GIVEN DATA
★ ★ ★
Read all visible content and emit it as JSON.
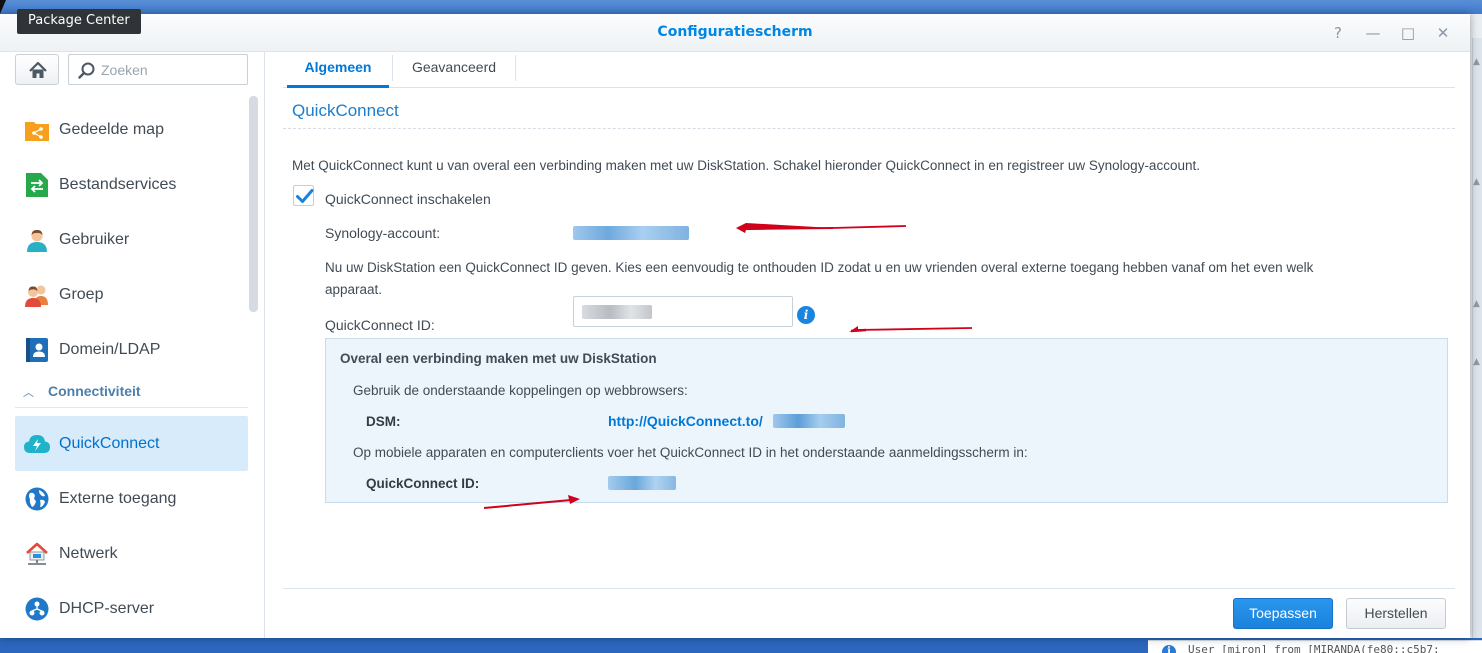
{
  "window": {
    "title": "Configuratiescherm",
    "controls": [
      "?",
      "—",
      "□",
      "✕"
    ]
  },
  "tooltip": "Package Center",
  "sidebar": {
    "search_placeholder": "Zoeken",
    "items": [
      {
        "label": "Gedeelde map",
        "icon": "shared-folder-icon"
      },
      {
        "label": "Bestandservices",
        "icon": "file-services-icon"
      },
      {
        "label": "Gebruiker",
        "icon": "user-icon"
      },
      {
        "label": "Groep",
        "icon": "group-icon"
      },
      {
        "label": "Domein/LDAP",
        "icon": "domain-ldap-icon"
      }
    ],
    "section": "Connectiviteit",
    "connectivity_items": [
      {
        "label": "QuickConnect",
        "icon": "quickconnect-icon",
        "active": true
      },
      {
        "label": "Externe toegang",
        "icon": "external-access-icon"
      },
      {
        "label": "Netwerk",
        "icon": "network-icon"
      },
      {
        "label": "DHCP-server",
        "icon": "dhcp-server-icon"
      }
    ]
  },
  "tabs": [
    {
      "label": "Algemeen",
      "active": true
    },
    {
      "label": "Geavanceerd",
      "active": false
    }
  ],
  "main": {
    "section_title": "QuickConnect",
    "intro": "Met QuickConnect kunt u van overal een verbinding maken met uw DiskStation. Schakel hieronder QuickConnect in en registreer uw Synology-account.",
    "enable_label": "QuickConnect inschakelen",
    "enable_checked": true,
    "account_label": "Synology-account:",
    "id_hint_line1": "Nu uw DiskStation een QuickConnect ID geven. Kies een eenvoudig te onthouden ID zodat u en uw vrienden overal externe toegang hebben vanaf om het even welk",
    "id_hint_line2": "apparaat.",
    "id_label": "QuickConnect ID:"
  },
  "panel": {
    "title": "Overal een verbinding maken met uw DiskStation",
    "browser_text": "Gebruik de onderstaande koppelingen op webbrowsers:",
    "dsm_label": "DSM:",
    "dsm_link": "http://QuickConnect.to/",
    "mobile_text": "Op mobiele apparaten en computerclients voer het QuickConnect ID in het onderstaande aanmeldingsscherm in:",
    "qc_id_label": "QuickConnect ID:"
  },
  "buttons": {
    "apply": "Toepassen",
    "reset": "Herstellen"
  },
  "background_log": "User [miron] from [MIRANDA(fe80::c5b7:",
  "colors": {
    "accent": "#0078d7",
    "annotation_arrow": "#d0021b",
    "panel_bg": "#edf5fc"
  }
}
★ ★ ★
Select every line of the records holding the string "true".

        "active": true
      "active": true
    "enable_checked": true,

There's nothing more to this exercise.